I heard the Whitethroat singing from somewhere in front of me, obscured from immediate view by gorse bushes and a bend in the track. I walked forward slowly and there he was, at the top of another bare stem, this time of Elder. A perfect, close, unrestricted view of him warbling away, declaring himself king of all he could survey, which is a great deal from where he was perched, to whom-so-ever it may concern.

The Whitethroat is a summer visitor and passage migrant to Britain that may be seen in all parts of the country and most frequently choose arable land, scrub and reedbeds as nesting sites.  They arrive during April-May and leaving in late September-early October to winter in Africa, some heading as far south as South Africa.

Whitethroat- Sylvia communis Welsh: Llwydfron

A medium-sized, long-tailed warbler, the male is grey, dusted with rust brown above, with bright chestnut-brown fringes to the wing feathers, the head is a pale grey, the breast pinkish-buff and the throat a bright white. The bill is greyish-brown and the legs are pale brown. The eye is pale brown with a white eye ring. Females are similar but brown on the head and nape where the male is grey.

Whitethroat singing

Warblers in general are often described as ‘skulking’, but the Whitethroat is not quite as secretive as some; the male will perch in full view to deliver its brief song with gusto.

I could see flies in the air around him, but he made no attempt to catch any of them, he was far more intent on singing although he did take a few short breaks to do a bit of preening. I think he had a bit of an itch.

I watched and listened for some time and took a few photographs before risking taking this short video, which is not the most professional you’ll have ever seen, but it gives more of the bird’s personality than a still. It’s better on full screen too.

The song is variously described as sweet, ‘scratchy’  and having a jolty rhythm.

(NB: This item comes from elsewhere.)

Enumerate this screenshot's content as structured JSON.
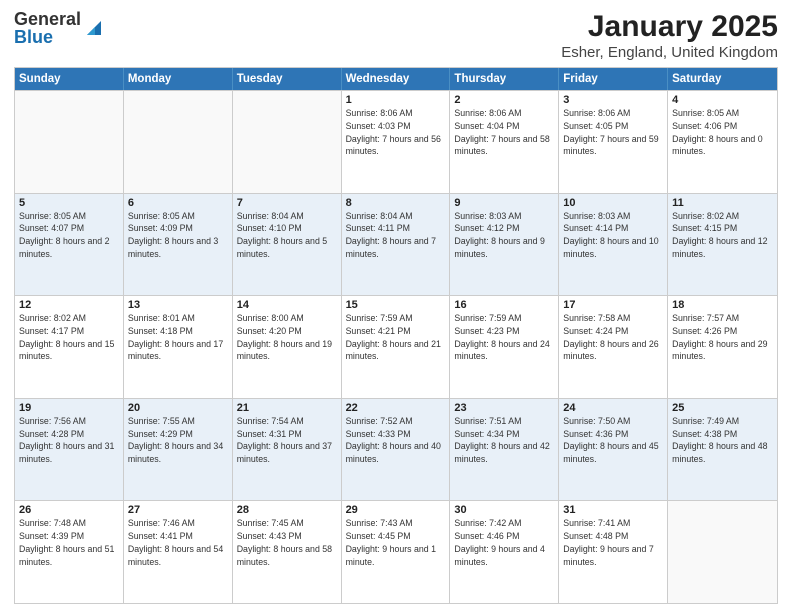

They are also very inquisitive birds and will venture to the top of a bush to investigate any intruders, before scolding them with a rapid churring call.

I hope you enjoy it as much as I did. You even got to share the atmosphere of the sunny, windy day!